Study: Sleep Deprivation May Lead to Irreversible Brain Cell Damage
A new study published this week by researchers at the University of Pennsylvania illuminated evidence that too little sleep is potentially even more harmful than already thought. According to Forbes, researchers from the Center for Sleep and Circadian Neurobiology at the university found that staying awake for too long destroyed brain cells in mice.
Their study showed that extended wakefulness damages a brain cell called locus ceruleus (LC) neurons, which play a role in keeping subjects awake and alert. The researchers’ latest study is significant because it is the first evidence that sleep loss can lead to brain cell damage, at least in mice. Sigrid Veasey, the lead author of the report and an associate professor of medicine at Penn’s Perelman School of Medicine, said to Forbes: “We now have evidence that sleep loss can lead to irreversible injury. This might be in a simple animal but this suggests to us that we are going to have to look very carefully in humans.”
Researchers at Penn came to their conclusion by looking at the brains of mice that were only allowed to sleep for four to five hours over a 24-hour time period. These sleep conditions were meant to mirror those experienced by late-night or shift workers who also tend to only get to sleep in those increments. According to Forbes, after the mice were put through three days of sleep deprivation, they experienced a 25 percent loss of LCs in a particular section of the brain stem. That led researchers to conclude that disrupted circadian rhythms can lead to degeneration of LC brain cells and apoptosis, or cell death.
Of course, the tests were conducted on mice, so researchers still need to determine whether similar cell death occurs in sleep-deprived humans. Now, though, there is more evidence that these studies need to be administered sooner rather than later so humans can be alerted as to whether their sleep patterns really are more harmful than previously thought. Forbes reports that researchers now want to conduct autopsies to examine the brain cells of shift workers so they can understand whether these peoples’ jobs are actually resulting in irreversible brain cell damage.
Penn’s study is not the first with evidence to come out detailing the potentially devastating effects of too little sleep. However, it is one of the only studies that has highlighted what sleep deprivation can do to the brain, and that is significant. Thanks to others studies published this year, Forbes says we now understand that sleep loss can affect gene function, influencing metabolism, inflammation, and longterm disease risk to body and brain; we also know that sleep may out flush out the brain’s waste products linked to Alzheimer’s and dementia. What many experts didn’t recognize is that the disruption of circadian rhythms can potentially pose a long-term risk to the brain functions of animals.

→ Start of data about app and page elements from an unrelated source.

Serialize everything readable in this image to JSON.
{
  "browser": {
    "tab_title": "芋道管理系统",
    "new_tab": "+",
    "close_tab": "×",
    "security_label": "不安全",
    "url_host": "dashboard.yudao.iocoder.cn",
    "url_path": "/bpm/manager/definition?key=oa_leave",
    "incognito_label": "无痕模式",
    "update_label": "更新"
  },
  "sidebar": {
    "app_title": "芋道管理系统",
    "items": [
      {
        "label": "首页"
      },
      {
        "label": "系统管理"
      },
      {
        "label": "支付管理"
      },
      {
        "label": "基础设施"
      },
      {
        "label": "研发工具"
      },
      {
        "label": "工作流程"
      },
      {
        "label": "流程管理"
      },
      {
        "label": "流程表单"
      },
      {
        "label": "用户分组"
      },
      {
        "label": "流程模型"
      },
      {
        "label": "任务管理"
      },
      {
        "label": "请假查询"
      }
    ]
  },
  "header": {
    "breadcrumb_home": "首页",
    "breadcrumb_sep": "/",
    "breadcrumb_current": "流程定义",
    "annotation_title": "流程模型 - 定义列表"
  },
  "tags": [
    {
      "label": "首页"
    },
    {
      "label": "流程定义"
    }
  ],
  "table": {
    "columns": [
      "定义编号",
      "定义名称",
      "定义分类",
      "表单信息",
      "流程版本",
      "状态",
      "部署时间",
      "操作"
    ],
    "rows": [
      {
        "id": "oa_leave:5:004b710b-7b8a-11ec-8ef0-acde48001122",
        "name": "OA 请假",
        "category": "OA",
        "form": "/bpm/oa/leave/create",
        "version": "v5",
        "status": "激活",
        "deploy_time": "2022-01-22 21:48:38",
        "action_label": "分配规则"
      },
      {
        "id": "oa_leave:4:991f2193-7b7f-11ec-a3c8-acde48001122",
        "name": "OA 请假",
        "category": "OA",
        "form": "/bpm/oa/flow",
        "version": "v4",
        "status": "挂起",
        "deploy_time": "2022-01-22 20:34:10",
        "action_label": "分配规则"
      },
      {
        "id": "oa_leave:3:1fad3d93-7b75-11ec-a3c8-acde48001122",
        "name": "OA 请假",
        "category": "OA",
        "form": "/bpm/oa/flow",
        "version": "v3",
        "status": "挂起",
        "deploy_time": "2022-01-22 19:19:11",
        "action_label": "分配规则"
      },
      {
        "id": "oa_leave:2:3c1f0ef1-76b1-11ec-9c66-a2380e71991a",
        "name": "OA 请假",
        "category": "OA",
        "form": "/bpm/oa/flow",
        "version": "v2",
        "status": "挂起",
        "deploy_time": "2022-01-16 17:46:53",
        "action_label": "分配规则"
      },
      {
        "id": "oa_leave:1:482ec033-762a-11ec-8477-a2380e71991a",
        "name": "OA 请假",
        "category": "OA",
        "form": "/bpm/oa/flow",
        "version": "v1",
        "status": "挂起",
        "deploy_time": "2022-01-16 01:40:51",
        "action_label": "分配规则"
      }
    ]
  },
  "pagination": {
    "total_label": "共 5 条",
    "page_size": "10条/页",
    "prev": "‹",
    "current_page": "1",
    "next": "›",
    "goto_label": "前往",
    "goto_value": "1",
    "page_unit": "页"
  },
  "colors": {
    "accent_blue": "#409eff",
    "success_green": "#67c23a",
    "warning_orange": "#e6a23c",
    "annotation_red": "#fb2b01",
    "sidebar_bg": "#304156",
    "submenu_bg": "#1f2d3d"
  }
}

You’d think that humans would heed researchers’ warnings and be better about getting some shuteye at night, but not even that is correct to assume. According to Forbes, the Centers for Disease Control recently announced that insufficient sleep is now considered an “epidemic” in America. Of almost 75,000 studied adults, more than a third said they got on average less than seven hours of sleep per night. Experts still need to do more research on sleep deprivation to see if it really affects humans’ brains the way it affects mice, but until those results come out: America, sleep up!